Common genetic determinants of severity of acute withdrawal from ethanol, pentobarbital and diazepam in inbred mice

Behav Pharmacol. 1994 Aug;5(4 And 5):533-547. doi: 10.1097/00008877-199408000-00014.

Abstract

Severity of drug withdrawal is in part genetically mediated, and can be indexed by exacerbation of the handling-induced convulsion in mice. Acute withdrawal has been reported following single injections of hypnotic doses of ethanol and pento-barbital, and can be precipitated by injection of flumazenil following a single dose of diazepam. Results with Swiss-Webster mice indicate that the magnitude of ethanol and diazepam withdrawal severity did not differ across a range of doses in the acute paradigm. We characterized 15 inbred mouse strains for handling-induced convulsion severity following administration of standard doses of each of these drugs. Significant strain differences in withdrawal severity were found for each drug. Two of the strains showed a tendency toward more pronounced withdrawal from all drugs, while six strains showed low withdrawal from all drugs. The correlations among strain mean withdrawal responses were analyzed to estimate common genetic influences. Ethanol and pentobarbital withdrawal severities were positively genetically correlated, indicating influence of some genes on both responses. A positive genetic correlation was also found between the severity of the withdrawal from pentobarbital and diazepam; however, diazepam and ethanol withdrawal severities were not found to be genetically related.
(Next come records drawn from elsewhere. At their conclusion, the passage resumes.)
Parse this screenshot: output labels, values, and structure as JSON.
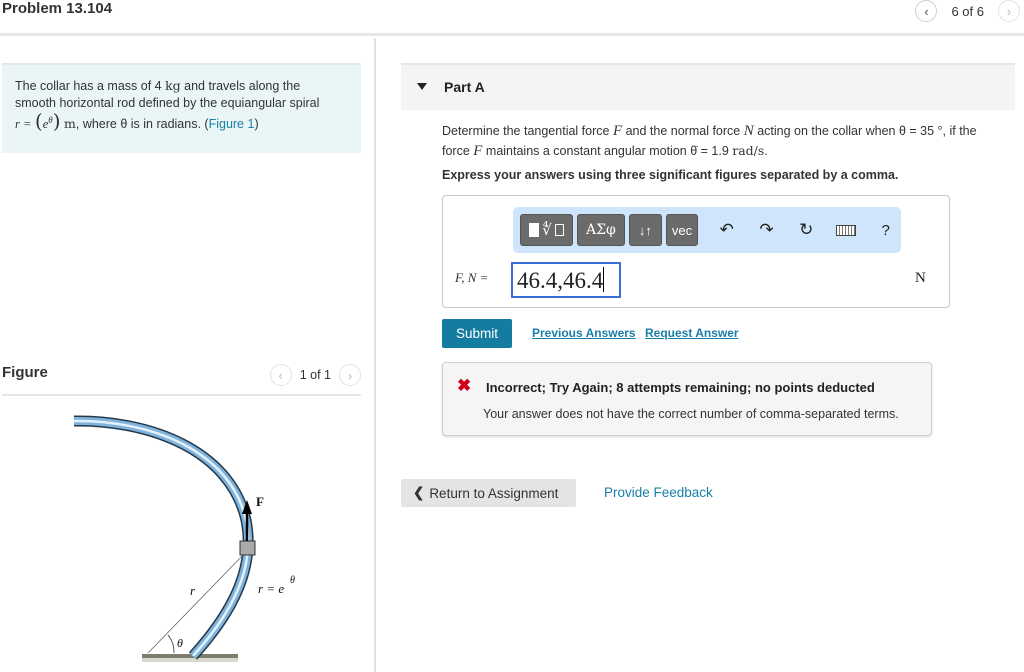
{
  "header": {
    "problem_title": "Problem 13.104",
    "pager_text": "6 of 6",
    "prev_icon": "chevron-left-icon",
    "next_icon": "chevron-right-icon"
  },
  "intro": {
    "line1_pre": "The collar has a mass of 4 ",
    "line1_unit": "kg",
    "line1_post": " and travels along the",
    "line2": "smooth horizontal rod defined by the equiangular spiral",
    "eq_lhs": "r =",
    "eq_rhs": "e",
    "eq_sup": "θ",
    "eq_unit": "m",
    "line3_post": ", where θ is in radians. (",
    "figure_link": "Figure 1",
    "line3_close": ")"
  },
  "figure": {
    "title": "Figure",
    "pager_text": "1 of 1",
    "labels": {
      "force": "F",
      "radius": "r",
      "equation": "r = e",
      "equation_sup": "θ",
      "angle": "θ"
    }
  },
  "part": {
    "title": "Part A",
    "question_l1_a": "Determine the tangential force ",
    "question_F": "F",
    "question_l1_b": " and the normal force ",
    "question_N": "N",
    "question_l1_c": " acting on the collar when θ = 35 °, if the",
    "question_l2_a": "force ",
    "question_l2_b": " maintains a constant angular motion θ̇ = 1.9 ",
    "question_l2_unit": "rad/s",
    "question_l2_end": ".",
    "instruction": "Express your answers using three significant figures separated by a comma."
  },
  "answer": {
    "toolbar": {
      "templates_icon": "fraction-root-icon",
      "greek_label": "ΑΣφ",
      "arrows_label": "↓↑",
      "vec_label": "vec",
      "undo_icon": "undo-icon",
      "redo_icon": "redo-icon",
      "reset_icon": "reset-icon",
      "keyboard_icon": "keyboard-icon",
      "help_label": "?"
    },
    "label": "F, N =",
    "value": "46.4,46.4",
    "units": "N"
  },
  "actions": {
    "submit": "Submit",
    "previous_answers": "Previous Answers",
    "request_answer": "Request Answer"
  },
  "feedback": {
    "icon": "✖",
    "title": "Incorrect; Try Again; 8 attempts remaining; no points deducted",
    "message": "Your answer does not have the correct number of comma-separated terms."
  },
  "footer": {
    "return_label": "Return to Assignment",
    "provide_feedback": "Provide Feedback"
  },
  "colors": {
    "accent": "#137ca0",
    "link": "#1a7fa8",
    "error": "#d0021b",
    "intro_bg": "#eaf6f6",
    "toolbar_bg": "#cfe5fb"
  }
}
These experiments suggest that some genes influence severity of withdrawal from more than one subclass of depressant drugs.